Dataset rows describing interfaces:
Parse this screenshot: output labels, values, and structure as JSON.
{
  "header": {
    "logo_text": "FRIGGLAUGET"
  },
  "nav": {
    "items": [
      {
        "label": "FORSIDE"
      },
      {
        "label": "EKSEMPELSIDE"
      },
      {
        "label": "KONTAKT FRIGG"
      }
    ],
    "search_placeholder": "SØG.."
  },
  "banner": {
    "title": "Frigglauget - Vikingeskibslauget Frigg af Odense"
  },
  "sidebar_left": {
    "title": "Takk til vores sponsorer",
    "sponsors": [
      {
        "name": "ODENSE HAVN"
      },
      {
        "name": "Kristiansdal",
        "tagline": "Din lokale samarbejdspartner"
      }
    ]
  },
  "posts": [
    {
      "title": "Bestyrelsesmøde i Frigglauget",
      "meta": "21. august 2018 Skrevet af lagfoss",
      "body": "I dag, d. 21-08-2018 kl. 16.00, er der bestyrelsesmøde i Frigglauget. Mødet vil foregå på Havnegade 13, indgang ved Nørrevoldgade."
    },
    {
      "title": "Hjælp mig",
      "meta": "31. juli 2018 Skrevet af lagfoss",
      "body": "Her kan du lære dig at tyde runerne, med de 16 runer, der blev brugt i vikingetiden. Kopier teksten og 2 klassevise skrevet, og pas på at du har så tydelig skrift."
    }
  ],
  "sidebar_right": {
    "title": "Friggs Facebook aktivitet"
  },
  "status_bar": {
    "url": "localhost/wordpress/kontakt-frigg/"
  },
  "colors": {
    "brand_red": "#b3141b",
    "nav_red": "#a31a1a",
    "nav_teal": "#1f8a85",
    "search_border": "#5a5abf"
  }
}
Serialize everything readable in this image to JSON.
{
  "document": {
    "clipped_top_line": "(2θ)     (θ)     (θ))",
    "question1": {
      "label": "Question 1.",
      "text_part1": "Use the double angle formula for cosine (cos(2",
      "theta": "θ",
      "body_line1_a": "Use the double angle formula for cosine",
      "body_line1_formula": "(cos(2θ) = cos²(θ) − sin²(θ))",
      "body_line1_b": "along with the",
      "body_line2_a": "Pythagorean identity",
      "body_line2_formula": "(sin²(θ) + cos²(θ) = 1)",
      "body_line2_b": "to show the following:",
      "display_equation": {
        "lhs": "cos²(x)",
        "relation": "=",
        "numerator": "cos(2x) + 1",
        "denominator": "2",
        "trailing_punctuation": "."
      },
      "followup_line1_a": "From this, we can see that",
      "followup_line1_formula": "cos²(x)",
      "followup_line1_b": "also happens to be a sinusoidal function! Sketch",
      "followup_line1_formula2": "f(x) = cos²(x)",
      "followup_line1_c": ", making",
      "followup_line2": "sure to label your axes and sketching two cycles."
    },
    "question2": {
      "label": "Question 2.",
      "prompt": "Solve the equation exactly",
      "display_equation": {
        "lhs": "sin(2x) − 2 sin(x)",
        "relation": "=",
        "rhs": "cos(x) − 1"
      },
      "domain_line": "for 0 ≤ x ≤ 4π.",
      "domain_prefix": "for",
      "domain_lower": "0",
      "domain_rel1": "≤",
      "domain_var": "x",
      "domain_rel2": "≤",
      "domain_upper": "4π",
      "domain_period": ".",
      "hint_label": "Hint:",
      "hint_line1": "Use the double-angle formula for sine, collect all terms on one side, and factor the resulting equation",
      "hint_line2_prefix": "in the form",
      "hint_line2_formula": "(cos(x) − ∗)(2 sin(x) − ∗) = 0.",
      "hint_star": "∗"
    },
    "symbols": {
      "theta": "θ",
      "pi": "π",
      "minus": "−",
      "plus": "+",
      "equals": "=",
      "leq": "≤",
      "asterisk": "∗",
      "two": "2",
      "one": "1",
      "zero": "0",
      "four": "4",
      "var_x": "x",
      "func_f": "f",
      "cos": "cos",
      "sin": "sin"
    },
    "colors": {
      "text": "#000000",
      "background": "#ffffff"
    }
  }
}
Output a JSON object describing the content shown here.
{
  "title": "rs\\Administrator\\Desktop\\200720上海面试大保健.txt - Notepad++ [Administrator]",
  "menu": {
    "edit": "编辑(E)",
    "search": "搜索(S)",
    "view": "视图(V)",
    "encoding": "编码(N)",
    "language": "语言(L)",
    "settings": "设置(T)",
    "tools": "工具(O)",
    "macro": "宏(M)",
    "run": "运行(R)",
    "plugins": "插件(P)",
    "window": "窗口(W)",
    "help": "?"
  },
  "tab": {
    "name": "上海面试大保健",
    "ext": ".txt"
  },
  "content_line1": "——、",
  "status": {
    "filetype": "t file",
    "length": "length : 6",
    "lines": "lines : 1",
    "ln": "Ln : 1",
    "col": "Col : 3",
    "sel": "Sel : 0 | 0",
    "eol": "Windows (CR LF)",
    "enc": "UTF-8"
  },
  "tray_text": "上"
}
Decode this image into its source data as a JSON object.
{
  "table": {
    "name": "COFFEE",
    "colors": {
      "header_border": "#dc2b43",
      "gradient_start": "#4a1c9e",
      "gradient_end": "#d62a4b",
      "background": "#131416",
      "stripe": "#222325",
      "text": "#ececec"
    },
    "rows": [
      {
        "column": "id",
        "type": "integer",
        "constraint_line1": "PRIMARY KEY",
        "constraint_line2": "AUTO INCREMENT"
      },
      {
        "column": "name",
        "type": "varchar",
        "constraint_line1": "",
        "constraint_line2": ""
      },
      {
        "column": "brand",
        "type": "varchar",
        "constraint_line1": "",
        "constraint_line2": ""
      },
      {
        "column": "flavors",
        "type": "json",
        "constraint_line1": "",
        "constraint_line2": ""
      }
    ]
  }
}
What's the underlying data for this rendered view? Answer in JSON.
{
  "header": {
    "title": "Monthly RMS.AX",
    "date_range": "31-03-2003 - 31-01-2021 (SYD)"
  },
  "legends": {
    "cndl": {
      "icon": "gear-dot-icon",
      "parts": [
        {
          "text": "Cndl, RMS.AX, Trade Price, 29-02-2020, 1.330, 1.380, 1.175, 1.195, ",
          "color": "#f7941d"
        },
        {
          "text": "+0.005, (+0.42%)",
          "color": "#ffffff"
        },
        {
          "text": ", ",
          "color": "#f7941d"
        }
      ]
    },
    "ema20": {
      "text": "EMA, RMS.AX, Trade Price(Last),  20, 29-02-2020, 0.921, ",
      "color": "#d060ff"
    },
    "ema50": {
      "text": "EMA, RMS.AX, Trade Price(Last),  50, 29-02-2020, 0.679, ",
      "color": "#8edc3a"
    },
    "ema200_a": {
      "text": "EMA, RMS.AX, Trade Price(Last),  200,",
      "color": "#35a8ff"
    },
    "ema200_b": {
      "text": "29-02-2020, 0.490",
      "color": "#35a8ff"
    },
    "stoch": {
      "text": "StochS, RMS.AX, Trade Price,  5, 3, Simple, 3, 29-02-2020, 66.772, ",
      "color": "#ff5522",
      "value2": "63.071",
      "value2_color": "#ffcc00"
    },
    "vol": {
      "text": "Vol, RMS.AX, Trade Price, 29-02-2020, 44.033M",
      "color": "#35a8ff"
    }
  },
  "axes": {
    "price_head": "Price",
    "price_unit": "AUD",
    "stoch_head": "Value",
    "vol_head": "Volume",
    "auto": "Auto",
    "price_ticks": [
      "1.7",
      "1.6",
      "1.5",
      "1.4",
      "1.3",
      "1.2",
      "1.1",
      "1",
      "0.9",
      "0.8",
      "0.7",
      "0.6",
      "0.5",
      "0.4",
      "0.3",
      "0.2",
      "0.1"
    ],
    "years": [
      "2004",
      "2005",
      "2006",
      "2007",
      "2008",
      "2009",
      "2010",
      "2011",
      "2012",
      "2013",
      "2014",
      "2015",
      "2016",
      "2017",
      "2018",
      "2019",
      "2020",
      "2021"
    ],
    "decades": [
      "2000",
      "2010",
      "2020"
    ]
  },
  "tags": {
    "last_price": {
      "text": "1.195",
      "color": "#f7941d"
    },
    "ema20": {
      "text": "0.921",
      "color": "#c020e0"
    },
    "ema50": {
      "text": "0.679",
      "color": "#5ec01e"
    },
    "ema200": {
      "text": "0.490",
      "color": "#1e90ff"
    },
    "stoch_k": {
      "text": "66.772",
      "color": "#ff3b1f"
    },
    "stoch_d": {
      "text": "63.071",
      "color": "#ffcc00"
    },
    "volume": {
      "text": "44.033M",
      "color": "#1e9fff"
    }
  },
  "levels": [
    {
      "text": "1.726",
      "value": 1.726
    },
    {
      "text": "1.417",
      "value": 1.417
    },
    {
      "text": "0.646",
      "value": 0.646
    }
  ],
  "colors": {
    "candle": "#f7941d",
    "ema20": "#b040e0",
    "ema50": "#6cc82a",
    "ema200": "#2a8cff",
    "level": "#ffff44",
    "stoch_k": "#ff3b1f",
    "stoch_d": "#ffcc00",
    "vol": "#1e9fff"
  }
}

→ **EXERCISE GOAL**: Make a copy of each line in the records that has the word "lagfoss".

→ **REPLY**:
      "meta": "21. august 2018 Skrevet af lagfoss",
      "meta": "31. juli 2018 Skrevet af lagfoss",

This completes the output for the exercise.